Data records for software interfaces
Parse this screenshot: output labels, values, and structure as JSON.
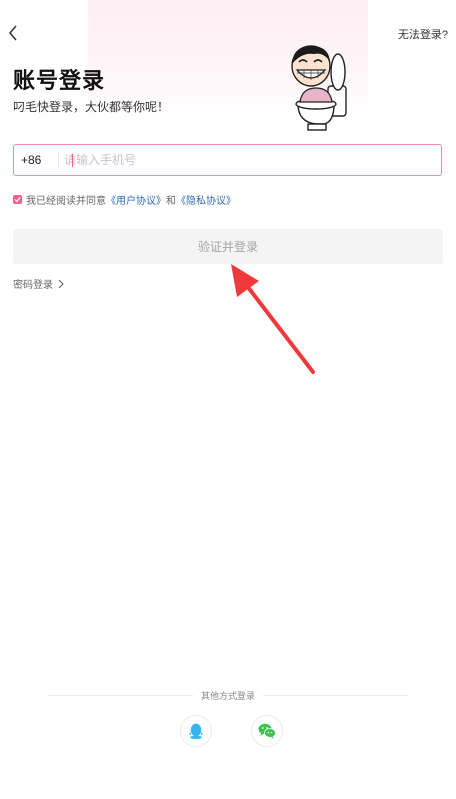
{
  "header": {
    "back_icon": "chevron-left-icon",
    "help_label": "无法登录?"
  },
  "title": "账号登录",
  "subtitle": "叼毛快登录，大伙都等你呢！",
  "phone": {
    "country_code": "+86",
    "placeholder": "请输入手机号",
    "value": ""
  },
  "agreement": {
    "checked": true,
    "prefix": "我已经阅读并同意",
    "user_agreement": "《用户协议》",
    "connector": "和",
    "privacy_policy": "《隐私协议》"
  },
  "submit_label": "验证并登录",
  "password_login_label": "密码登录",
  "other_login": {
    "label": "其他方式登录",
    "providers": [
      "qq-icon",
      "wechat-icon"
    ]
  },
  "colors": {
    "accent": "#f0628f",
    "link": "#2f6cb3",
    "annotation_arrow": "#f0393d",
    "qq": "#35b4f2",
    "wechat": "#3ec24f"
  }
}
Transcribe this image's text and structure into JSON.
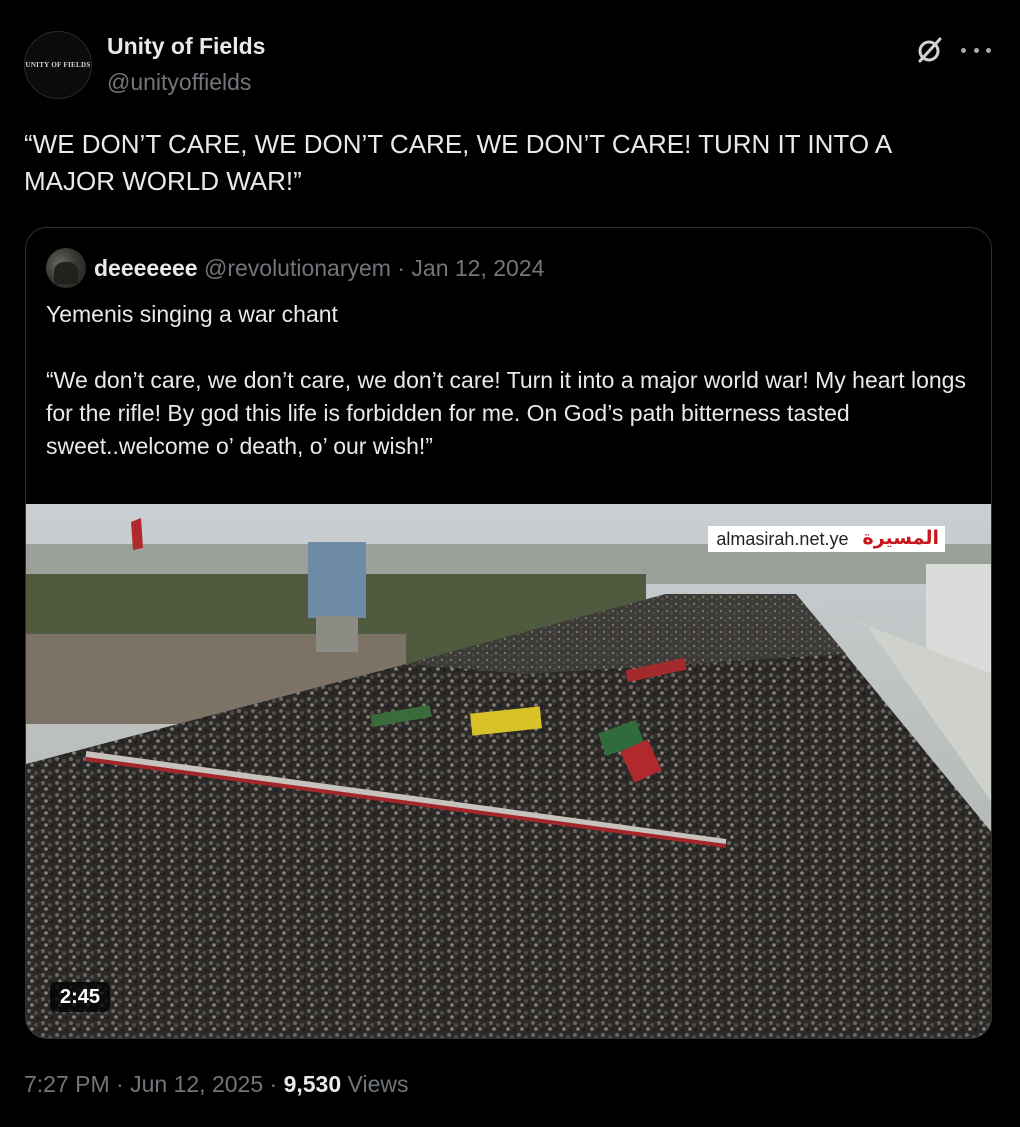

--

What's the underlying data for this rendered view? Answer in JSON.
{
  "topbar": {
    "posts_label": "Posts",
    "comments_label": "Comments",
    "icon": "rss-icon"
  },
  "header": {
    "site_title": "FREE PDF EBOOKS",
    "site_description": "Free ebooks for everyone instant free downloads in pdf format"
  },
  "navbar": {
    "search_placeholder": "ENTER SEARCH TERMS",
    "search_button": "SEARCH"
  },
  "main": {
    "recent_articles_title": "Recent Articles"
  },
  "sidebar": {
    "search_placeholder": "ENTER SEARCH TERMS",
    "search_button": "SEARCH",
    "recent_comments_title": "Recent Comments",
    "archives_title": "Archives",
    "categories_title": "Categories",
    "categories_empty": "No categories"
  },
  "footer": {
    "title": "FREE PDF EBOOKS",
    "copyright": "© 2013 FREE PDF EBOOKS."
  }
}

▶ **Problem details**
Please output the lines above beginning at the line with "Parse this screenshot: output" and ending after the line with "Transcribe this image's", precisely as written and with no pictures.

▶ **Problem solution**
Parse this screenshot: output labels, values, and structure as JSON.
{
  "header": {
    "back_icon": "chevron-left-icon",
    "help_label": "无法登录?"
  },
  "title": "账号登录",
  "subtitle": "叼毛快登录，大伙都等你呢！",
  "phone": {
    "country_code": "+86",
    "placeholder": "请输入手机号",
    "value": ""
  },
  "agreement": {
    "checked": true,
    "prefix": "我已经阅读并同意",
    "user_agreement": "《用户协议》",
    "connector": "和",
    "privacy_policy": "《隐私协议》"
  },
  "submit_label": "验证并登录",
  "password_login_label": "密码登录",
  "other_login": {
    "label": "其他方式登录",
    "providers": [
      "qq-icon",
      "wechat-icon"
    ]
  },
  "colors": {
    "accent": "#f0628f",
    "link": "#2f6cb3",
    "annotation_arrow": "#f0393d",
    "qq": "#35b4f2",
    "wechat": "#3ec24f"
  }
}
Transcribe this image's text and structure into JSON.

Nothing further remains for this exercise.